### WHAT THE EXERCISE ASKS
For each line in the data that includes "ImageLoaderMachO", make a copy.

### INPUT RECORDS

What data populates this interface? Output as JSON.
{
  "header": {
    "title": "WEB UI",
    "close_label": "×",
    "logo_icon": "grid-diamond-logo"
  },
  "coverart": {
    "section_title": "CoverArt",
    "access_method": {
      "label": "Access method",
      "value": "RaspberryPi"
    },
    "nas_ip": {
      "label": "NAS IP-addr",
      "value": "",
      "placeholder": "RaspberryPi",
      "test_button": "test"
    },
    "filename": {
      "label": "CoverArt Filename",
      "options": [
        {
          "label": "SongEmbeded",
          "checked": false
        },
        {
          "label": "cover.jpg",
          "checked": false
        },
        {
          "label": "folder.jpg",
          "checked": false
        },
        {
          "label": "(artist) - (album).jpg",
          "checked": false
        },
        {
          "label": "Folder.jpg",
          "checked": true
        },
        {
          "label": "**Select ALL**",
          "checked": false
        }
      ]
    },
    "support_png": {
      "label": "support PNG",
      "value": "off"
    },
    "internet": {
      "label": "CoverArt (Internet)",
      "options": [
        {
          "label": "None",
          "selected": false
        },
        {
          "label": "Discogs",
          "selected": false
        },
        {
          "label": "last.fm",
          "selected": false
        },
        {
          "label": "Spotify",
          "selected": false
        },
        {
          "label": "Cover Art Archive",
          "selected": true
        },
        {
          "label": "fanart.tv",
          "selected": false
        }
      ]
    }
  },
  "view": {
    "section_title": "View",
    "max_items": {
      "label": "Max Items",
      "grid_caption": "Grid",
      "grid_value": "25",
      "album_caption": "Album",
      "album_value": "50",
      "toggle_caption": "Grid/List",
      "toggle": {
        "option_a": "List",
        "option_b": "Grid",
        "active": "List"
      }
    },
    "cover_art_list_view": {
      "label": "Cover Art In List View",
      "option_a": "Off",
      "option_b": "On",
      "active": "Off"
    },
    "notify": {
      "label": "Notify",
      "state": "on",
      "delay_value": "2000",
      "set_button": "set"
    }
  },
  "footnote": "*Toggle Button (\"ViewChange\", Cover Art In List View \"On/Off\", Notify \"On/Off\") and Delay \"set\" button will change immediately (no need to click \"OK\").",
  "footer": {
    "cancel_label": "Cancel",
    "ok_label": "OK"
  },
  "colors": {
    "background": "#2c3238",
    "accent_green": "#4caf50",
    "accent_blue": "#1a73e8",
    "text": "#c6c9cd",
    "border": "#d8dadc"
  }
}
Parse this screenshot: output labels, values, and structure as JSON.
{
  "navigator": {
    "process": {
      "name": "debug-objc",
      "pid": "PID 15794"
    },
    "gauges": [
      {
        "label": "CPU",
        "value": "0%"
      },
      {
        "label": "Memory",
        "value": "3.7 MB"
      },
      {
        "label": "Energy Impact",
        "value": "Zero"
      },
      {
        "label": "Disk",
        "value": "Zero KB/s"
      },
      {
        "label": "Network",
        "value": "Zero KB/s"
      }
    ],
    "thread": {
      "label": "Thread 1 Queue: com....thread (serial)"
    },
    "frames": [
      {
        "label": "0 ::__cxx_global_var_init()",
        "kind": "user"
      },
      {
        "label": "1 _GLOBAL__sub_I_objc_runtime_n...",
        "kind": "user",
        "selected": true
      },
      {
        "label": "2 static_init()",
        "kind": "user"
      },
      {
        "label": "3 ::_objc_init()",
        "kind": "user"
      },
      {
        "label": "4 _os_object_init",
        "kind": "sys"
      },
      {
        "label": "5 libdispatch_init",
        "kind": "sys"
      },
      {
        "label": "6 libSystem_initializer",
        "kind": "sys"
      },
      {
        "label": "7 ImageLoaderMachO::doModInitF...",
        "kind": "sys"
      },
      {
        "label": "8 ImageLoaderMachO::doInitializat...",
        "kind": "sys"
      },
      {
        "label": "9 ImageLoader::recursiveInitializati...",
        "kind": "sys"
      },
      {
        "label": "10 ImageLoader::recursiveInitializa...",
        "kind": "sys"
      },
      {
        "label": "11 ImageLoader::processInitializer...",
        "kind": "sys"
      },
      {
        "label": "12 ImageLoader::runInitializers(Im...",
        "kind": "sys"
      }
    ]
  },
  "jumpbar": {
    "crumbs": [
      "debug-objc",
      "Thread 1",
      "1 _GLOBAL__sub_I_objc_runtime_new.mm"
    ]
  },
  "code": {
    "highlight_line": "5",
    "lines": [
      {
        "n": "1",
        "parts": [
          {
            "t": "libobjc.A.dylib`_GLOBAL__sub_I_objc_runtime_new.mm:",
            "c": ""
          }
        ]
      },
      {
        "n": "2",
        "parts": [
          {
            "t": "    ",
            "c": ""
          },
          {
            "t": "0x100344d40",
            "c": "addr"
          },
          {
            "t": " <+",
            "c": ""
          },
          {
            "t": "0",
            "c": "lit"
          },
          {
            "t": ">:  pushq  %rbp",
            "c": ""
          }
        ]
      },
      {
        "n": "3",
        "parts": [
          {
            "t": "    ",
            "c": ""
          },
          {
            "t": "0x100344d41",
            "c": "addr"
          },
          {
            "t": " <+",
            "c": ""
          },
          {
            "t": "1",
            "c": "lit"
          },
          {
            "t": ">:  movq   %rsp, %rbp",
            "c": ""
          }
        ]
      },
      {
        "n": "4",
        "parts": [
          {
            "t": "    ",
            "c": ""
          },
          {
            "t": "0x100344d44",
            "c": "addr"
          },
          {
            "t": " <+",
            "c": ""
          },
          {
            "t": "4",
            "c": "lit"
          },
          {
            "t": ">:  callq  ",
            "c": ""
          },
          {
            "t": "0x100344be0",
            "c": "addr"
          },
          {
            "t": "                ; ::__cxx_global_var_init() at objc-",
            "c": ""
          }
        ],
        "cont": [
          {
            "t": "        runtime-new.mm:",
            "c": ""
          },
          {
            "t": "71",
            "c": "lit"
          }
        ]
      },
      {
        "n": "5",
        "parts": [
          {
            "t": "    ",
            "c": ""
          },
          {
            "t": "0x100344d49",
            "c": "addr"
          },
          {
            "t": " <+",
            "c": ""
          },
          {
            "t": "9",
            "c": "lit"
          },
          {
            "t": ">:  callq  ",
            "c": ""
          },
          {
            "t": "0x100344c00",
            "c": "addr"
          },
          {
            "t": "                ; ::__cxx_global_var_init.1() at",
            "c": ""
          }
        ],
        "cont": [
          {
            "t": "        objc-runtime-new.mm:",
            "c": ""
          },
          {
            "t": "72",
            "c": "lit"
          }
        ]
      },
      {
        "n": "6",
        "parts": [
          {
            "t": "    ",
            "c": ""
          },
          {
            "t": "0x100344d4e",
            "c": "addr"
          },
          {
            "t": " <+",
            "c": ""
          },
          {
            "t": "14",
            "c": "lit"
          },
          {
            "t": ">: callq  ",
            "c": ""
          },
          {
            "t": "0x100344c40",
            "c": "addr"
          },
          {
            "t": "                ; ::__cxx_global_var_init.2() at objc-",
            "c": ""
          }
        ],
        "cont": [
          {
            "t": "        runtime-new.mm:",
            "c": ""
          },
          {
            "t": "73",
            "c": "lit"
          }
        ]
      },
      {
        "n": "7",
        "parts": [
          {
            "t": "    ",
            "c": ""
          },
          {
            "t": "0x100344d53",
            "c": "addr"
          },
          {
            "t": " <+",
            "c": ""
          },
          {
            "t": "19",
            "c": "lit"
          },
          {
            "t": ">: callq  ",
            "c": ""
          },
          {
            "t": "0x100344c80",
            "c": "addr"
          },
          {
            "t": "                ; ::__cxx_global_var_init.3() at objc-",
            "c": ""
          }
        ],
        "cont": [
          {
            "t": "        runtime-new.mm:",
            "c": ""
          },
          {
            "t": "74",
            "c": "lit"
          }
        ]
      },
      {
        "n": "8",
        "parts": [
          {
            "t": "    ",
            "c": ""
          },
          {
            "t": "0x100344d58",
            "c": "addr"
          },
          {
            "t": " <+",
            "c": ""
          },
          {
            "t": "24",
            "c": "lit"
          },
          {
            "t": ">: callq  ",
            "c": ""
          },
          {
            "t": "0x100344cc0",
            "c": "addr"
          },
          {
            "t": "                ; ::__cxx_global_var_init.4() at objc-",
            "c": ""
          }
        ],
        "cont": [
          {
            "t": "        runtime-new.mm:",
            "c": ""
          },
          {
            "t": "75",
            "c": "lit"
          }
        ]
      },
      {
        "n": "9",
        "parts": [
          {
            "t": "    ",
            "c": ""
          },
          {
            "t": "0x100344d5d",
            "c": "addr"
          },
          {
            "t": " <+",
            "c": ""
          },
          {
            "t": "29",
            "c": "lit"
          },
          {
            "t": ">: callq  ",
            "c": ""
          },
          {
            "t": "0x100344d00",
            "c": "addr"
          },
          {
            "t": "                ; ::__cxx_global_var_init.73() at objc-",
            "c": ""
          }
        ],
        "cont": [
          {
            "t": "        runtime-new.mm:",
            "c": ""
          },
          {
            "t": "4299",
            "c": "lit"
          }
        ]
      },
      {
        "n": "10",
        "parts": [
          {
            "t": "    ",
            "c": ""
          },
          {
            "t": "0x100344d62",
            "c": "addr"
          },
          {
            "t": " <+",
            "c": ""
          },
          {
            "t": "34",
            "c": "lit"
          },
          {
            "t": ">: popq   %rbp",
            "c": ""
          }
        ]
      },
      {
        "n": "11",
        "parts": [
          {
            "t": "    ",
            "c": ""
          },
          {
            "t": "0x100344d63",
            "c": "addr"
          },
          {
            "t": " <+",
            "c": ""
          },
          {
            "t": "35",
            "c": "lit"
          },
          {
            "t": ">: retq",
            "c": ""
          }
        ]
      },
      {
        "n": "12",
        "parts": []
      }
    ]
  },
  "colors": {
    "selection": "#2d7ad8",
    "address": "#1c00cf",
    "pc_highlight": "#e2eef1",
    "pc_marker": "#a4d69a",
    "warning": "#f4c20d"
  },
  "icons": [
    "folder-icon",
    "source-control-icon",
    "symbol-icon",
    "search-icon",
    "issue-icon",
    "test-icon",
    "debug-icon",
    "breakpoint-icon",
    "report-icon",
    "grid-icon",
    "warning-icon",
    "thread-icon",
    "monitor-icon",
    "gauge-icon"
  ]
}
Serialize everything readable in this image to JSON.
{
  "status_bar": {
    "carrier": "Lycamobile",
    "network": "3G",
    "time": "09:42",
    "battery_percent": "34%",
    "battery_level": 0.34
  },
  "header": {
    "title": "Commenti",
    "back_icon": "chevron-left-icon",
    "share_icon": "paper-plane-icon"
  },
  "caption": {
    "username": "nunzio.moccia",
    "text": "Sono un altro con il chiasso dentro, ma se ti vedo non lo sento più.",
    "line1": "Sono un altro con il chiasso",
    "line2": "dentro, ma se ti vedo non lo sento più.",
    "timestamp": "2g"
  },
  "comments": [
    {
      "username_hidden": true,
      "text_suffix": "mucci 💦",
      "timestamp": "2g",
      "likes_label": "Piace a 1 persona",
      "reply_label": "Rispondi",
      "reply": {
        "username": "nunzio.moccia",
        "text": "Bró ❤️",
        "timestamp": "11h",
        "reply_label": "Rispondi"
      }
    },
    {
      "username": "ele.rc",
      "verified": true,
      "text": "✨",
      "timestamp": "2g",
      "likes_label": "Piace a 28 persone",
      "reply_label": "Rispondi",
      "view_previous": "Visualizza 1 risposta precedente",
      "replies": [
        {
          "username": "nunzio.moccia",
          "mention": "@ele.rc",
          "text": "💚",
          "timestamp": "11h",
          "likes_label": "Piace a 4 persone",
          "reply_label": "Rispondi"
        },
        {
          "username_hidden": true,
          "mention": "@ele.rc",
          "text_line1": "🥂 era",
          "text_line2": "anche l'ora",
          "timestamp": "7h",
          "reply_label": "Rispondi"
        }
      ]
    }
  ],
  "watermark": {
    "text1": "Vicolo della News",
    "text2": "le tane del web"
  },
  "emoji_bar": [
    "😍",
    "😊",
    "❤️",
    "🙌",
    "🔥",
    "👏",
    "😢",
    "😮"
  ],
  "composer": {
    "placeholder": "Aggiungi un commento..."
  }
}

### ANSWER
        "label": "7 ImageLoaderMachO::doModInitF...",
        "label": "8 ImageLoaderMachO::doInitializat...",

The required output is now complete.